Can one say something meaningful on the asymptotics of $k(n)$ (e.g., has it sublinear growth)?

Observation: We can of course assume that $a_1,\ldots,a_k$ contains the preimage of $1$ and of all primes larger than $n/2$ in $\lbrace 1,\ldots,n\rbrace$.

  • $\begingroup$ Notice tht you can also permute pairs of the form $(p,2p)$ where $n/3<p\leq n/2$, and so on. Doesn't this improve divisibility? $\endgroup$ Oct 24, 2022 at 16:43
  • $\begingroup$ BTW, do you want the property to be satisfied for all permutations, or only for those enumerated by A76220? $\endgroup$ Oct 24, 2022 at 16:48
  • $\begingroup$ @IlyaBogdanov No you can not permute $p$ and $2p$ in general: $p$ can have even neighbours! $\endgroup$ Oct 24, 2022 at 17:23
  • $\begingroup$ Reply to the second question of Ilya Bogdanov: One can consider both problems but it is perhaps more natural to define $k(n)$ with respect to all permutations. $\endgroup$ Oct 24, 2022 at 17:25
  • $\begingroup$ Sorry for being unclear; in the first comment I meant a permutation of $p$'s and, simultaneously, the same permutation of $2p$'s, such as $p\leftrightarrow q$ and $2p\leftrightarrow 2q$. $\endgroup$ Oct 25, 2022 at 5:50

1 Answer 1


Define $k(\sigma)$ as the maximal $k$ satisfying the requirements for that single permutation $\sigma$. Then even $\max_{\sigma\in S_n}k(\sigma)$ is sublinear in $n$.

Consider a graph on $[n]$, where edges are pairs of coprime numbers.
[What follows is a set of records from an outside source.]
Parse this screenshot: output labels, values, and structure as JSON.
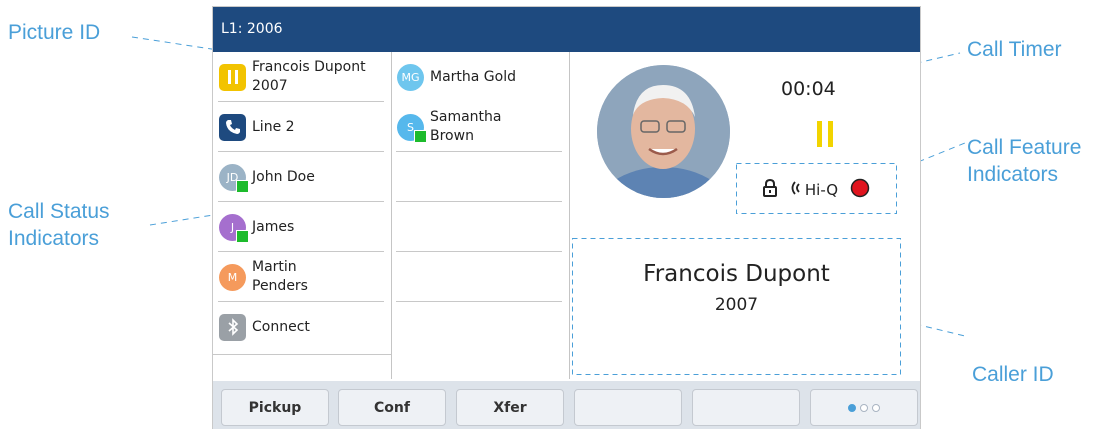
{
  "callouts": {
    "picture_id": "Picture ID",
    "call_timer": "Call Timer",
    "call_feature_1": "Call Feature",
    "call_feature_2": "Indicators",
    "call_status_1": "Call Status",
    "call_status_2": "Indicators",
    "caller_id": "Caller ID"
  },
  "header": {
    "line": "L1: 2006"
  },
  "lines_col1": [
    {
      "name": "Francois Dupont",
      "sub": "2007",
      "icon": "pause-icon",
      "color": "#f2c300"
    },
    {
      "name": "Line 2",
      "icon": "phone-icon",
      "color": "#1e4a7f"
    },
    {
      "name": "John Doe",
      "initials": "JD",
      "color": "#9bb3c6",
      "status": "available"
    },
    {
      "name": "James",
      "initials": "J",
      "color": "#a56fce",
      "status": "available"
    },
    {
      "name": "Martin",
      "sub": "Penders",
      "initials": "M",
      "color": "#f59a5c"
    },
    {
      "name": "Connect",
      "icon": "bluetooth-icon",
      "color": "#9aa0a6"
    }
  ],
  "lines_col2": [
    {
      "name": "Martha Gold",
      "initials": "MG",
      "color": "#6ec6ee"
    },
    {
      "name": "Samantha",
      "sub": "Brown",
      "initials": "S",
      "color": "#56b8ec",
      "status": "available"
    }
  ],
  "call": {
    "timer": "00:04",
    "state_icon": "hold-icon",
    "hold_color": "#f2d400",
    "features": {
      "hiq": "Hi-Q",
      "lock_icon": "lock-icon",
      "hd_icon": "hd-audio-icon",
      "record_icon": "record-icon"
    },
    "record_color": "#e0141e",
    "caller_name": "Francois Dupont",
    "caller_number": "2007"
  },
  "softkeys": [
    "Pickup",
    "Conf",
    "Xfer",
    "",
    ""
  ],
  "pager": {
    "pages": 3,
    "active": 1
  },
  "colors": {
    "accent": "#4a9fd8",
    "header_bg": "#1e4a7f",
    "status_green": "#1dbb2c"
  }
}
A desired set $\{a_1,\dots,a_k\}$ corresponds to a complete bipartite subgraph with parts $V_1=\{\sigma(a_i)\colon i\in[k]\}$ and $V_2=\{\sigma(a_i\pm1)\colon i\in[k]\}$ (not exactly so; see below). The cardinalities of both parts are linear in $k$.

This means that the set $\mathbb P_n=\mathbb P\cap[n]$ is split into two parts, $Q_1$ and $Q_2$, such that the prime divisors of elements in $V_i$ are all in $Q_i$/. Minimal of such parts has a sublinear in $n$ cardinality.

Indeed, fix some number $D$ which is large but much smaller than $n$, and consider the intersections $\mathbb P_i'=\mathbb P_i'\cap [D]$. Then $$ \frac{|V_i|}n\leq \prod_{p\in\mathbb P_i'}\left(1-\frac1p\right)(1+o(1)). $$ Since one of the two products is small, the claim follows.

Correction. The statement about complete bipartite graph is not completely true in the case when $a_i\pm1$ equals some $a_j$. In this case, we put such $\sigma(a_i)$ into only one part of the bipartite graph, so that the sizes of the parts differ by a factor of at most 2; then both sizes are still linear in $k$.

  • $\begingroup$ Ilya, there is only one product (involving only factors smaller than $1$) on the right side of your inequality. $\endgroup$ Oct 25, 2022 at 7:14
  • 1
    $\begingroup$ Sorry, I forgot to divide by $n$; now corrected. There are two products: for $V_1$ and for $V_2$; their product is small, so one of them is also small. $\endgroup$ Oct 25, 2022 at 9:15

Your Answer

By clicking “Post Your Answer”, you agree to our terms of service and acknowledge that you have read and understand our privacy policy and code of conduct.

Not the answer you're looking for? Browse other questions tagged or ask your own question.